-- Materials provided follows --

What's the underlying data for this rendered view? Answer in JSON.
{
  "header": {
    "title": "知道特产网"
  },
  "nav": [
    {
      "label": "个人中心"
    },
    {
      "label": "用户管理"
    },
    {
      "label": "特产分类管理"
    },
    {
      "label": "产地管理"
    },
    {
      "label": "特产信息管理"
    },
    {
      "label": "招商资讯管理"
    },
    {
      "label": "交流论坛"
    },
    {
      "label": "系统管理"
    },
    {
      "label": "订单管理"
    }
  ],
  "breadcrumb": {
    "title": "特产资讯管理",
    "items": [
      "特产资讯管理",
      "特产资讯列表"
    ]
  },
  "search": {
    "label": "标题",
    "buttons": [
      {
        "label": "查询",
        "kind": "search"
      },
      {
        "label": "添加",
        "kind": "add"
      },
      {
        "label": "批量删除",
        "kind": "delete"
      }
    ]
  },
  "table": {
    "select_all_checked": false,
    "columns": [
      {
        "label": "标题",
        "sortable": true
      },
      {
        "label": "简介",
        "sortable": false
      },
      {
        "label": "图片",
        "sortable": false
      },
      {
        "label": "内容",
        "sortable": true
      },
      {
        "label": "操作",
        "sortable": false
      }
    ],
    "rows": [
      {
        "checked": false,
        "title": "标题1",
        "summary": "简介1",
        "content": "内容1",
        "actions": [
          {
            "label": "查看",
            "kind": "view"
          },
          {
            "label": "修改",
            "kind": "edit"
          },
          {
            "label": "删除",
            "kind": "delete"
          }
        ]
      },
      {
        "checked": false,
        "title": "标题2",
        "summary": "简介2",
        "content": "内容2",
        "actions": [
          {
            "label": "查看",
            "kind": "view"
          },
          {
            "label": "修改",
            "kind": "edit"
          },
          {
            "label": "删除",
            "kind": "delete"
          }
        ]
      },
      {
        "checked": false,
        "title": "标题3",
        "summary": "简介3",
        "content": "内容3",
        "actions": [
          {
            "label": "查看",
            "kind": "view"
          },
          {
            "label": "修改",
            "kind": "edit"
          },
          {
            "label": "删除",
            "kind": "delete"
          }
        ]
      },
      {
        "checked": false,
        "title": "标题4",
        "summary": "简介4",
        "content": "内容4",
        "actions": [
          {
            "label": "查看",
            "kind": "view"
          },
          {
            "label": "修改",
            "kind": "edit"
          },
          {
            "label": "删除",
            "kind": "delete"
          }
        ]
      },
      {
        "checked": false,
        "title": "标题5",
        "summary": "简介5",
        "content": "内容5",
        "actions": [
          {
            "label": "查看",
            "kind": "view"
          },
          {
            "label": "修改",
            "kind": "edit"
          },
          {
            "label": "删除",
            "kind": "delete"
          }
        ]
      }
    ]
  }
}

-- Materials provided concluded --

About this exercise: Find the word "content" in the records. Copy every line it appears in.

Result for this task:
        "content": "内容1",
        "content": "内容2",
        "content": "内容3",
        "content": "内容4",
        "content": "内容5",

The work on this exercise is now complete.